[2] Australian Dictionary of Biography: Sands, David (Dave) (1926-1952).
[3] Australian Dictionary of Biography: Sands, David (Dave) (1926-1952).
[4] Australian Dictionary of Biography: Sands, David (Dave) (1926-1952).
[5]http://www1.aiatsis.gov.au/dawn/docs/v01/s08/11.pdf
[6] Sport Australia Hall of Fame: Dave Sands – Boxing.
[7] From Wikipedia: Dave Sands
[8] [8] Sport Australia Hall of Fame: Dave Sands – Boxing.
[9] Sport Australia Hall of Fame: Dave Sands – Boxing.
[10] Newcastle Herald, Aug 10, 2012. Memories of boxer Dave Sands, by Sam Rigney.
[11] Deadly Vibe, Issue 120.
http://www.deadlyvibe.com.au/uploads/files/class-activities/archive/7_8_feb07.pdf
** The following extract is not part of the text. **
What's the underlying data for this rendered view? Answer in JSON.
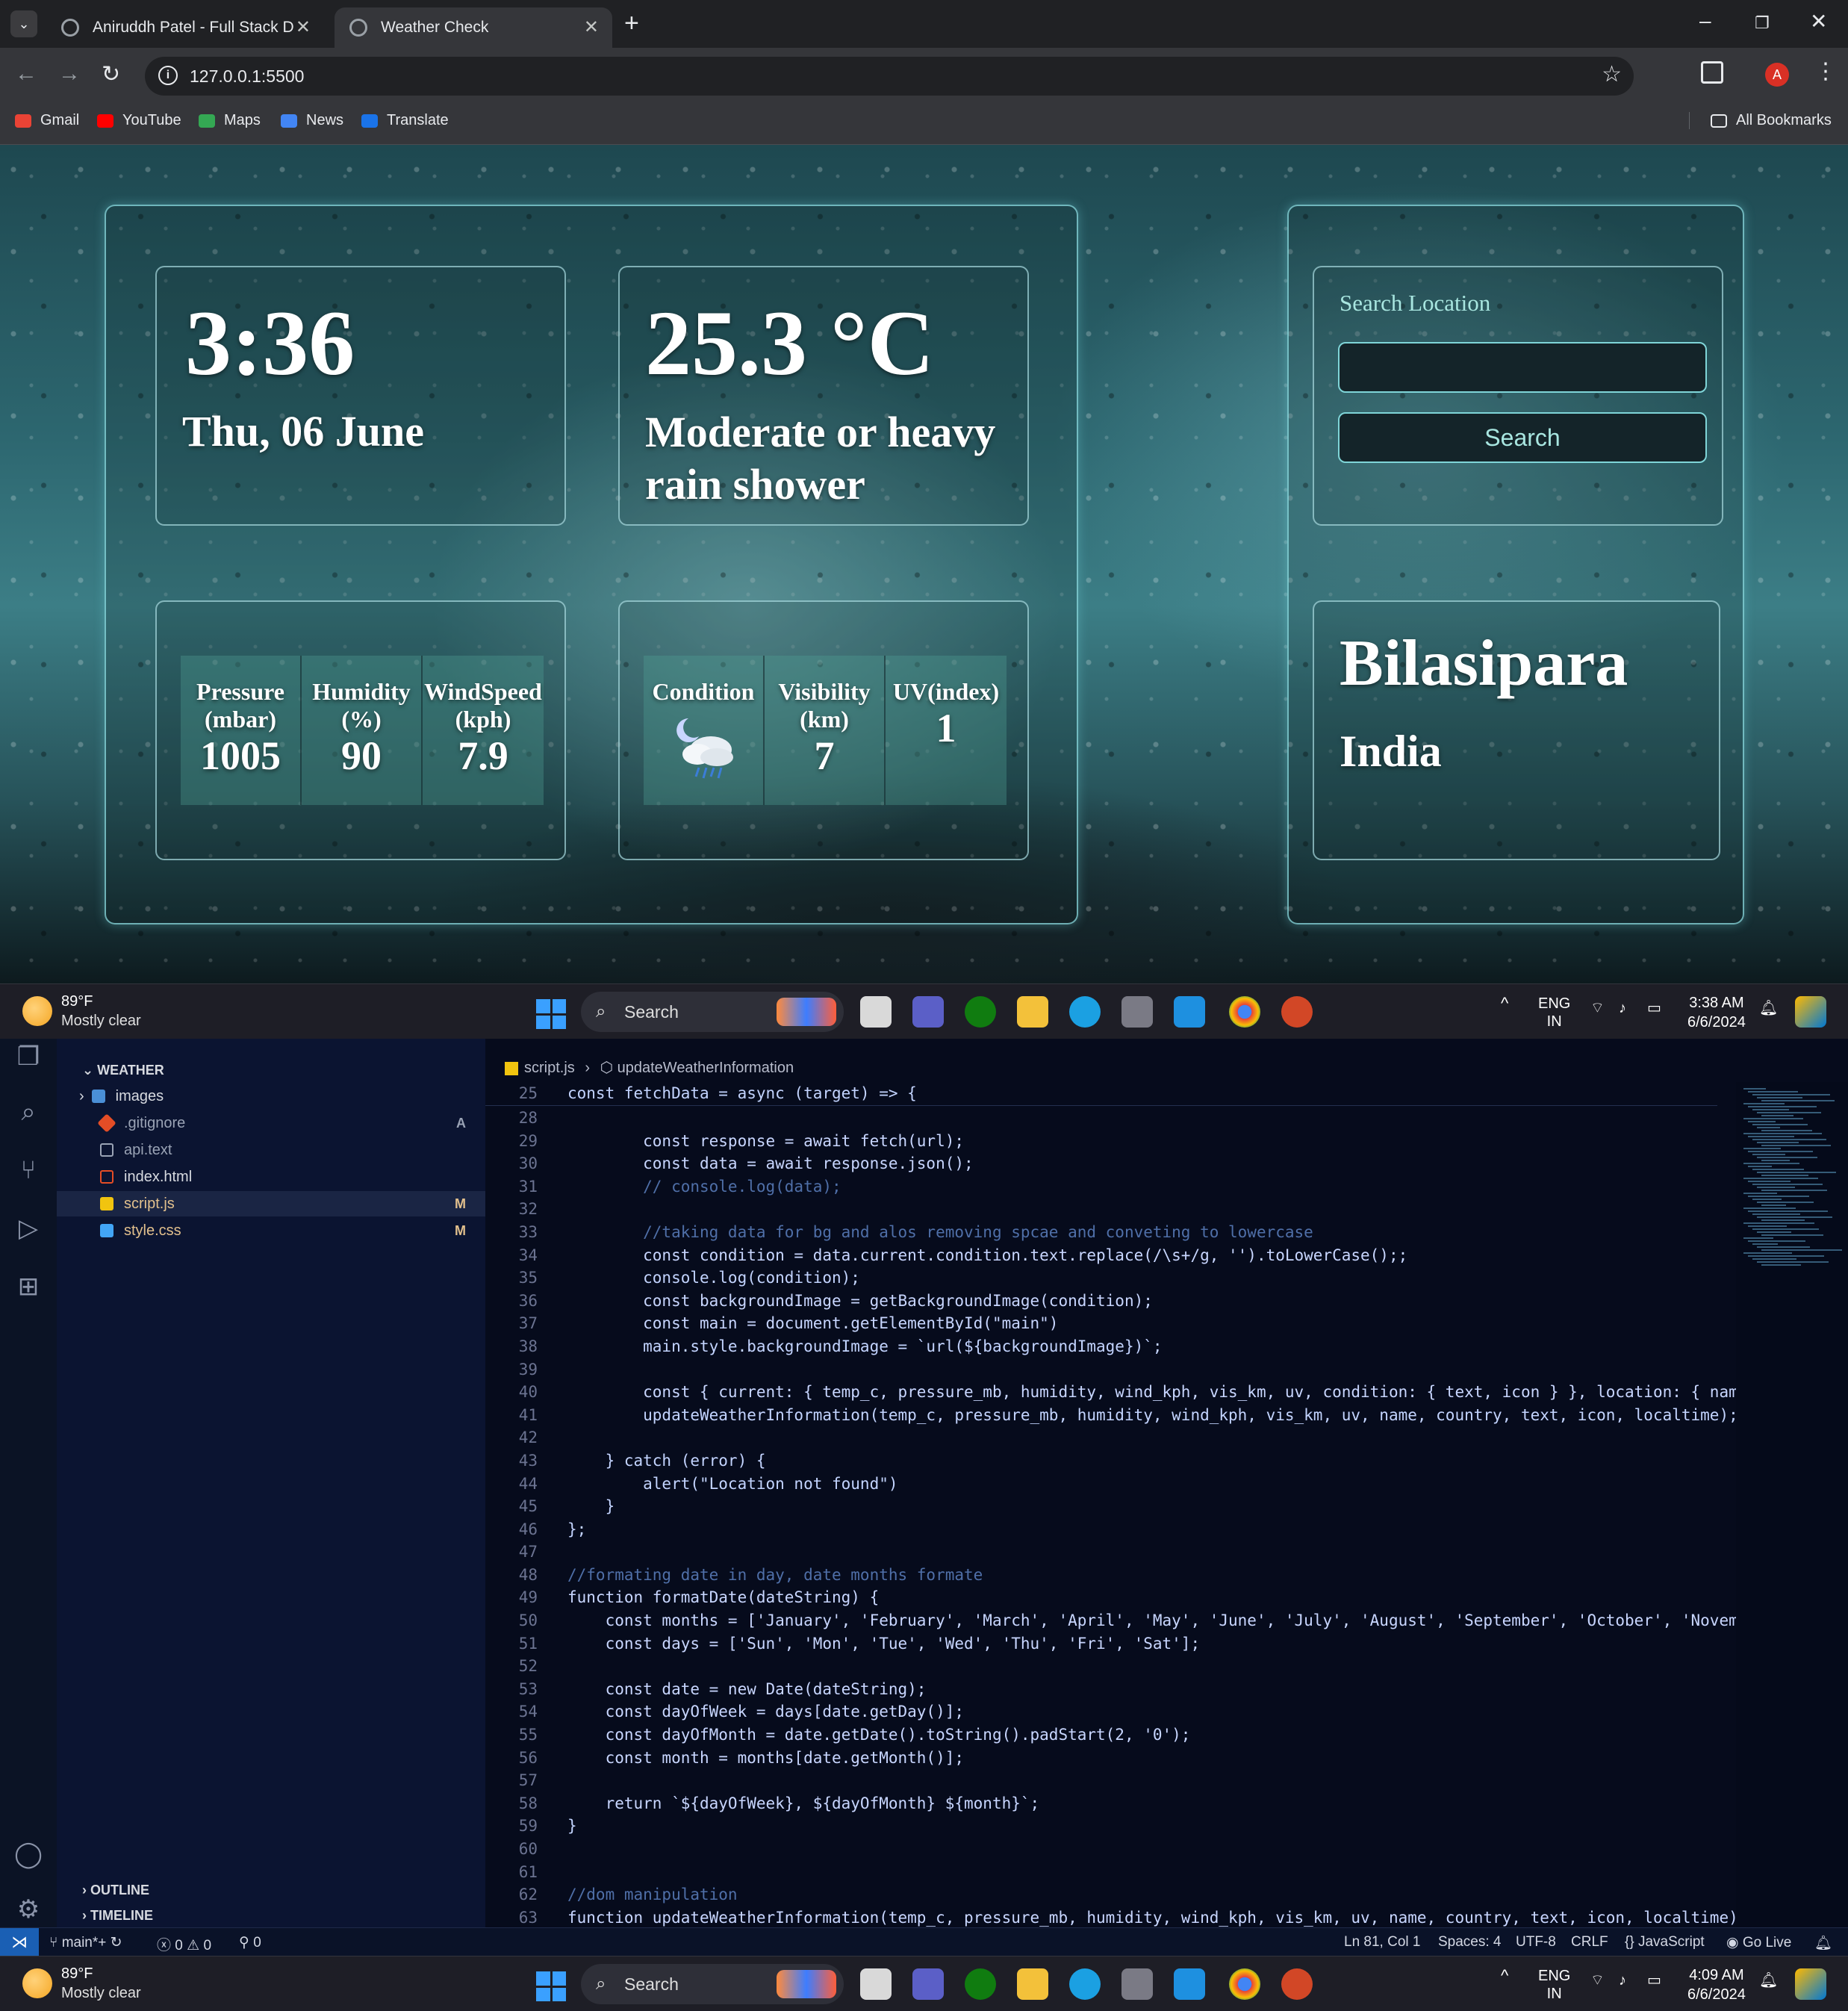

See also A Pug's Game, Mike Scanlon, Newcastle Morning Herald, Saturday August 6, 2005. A link is provided in the text.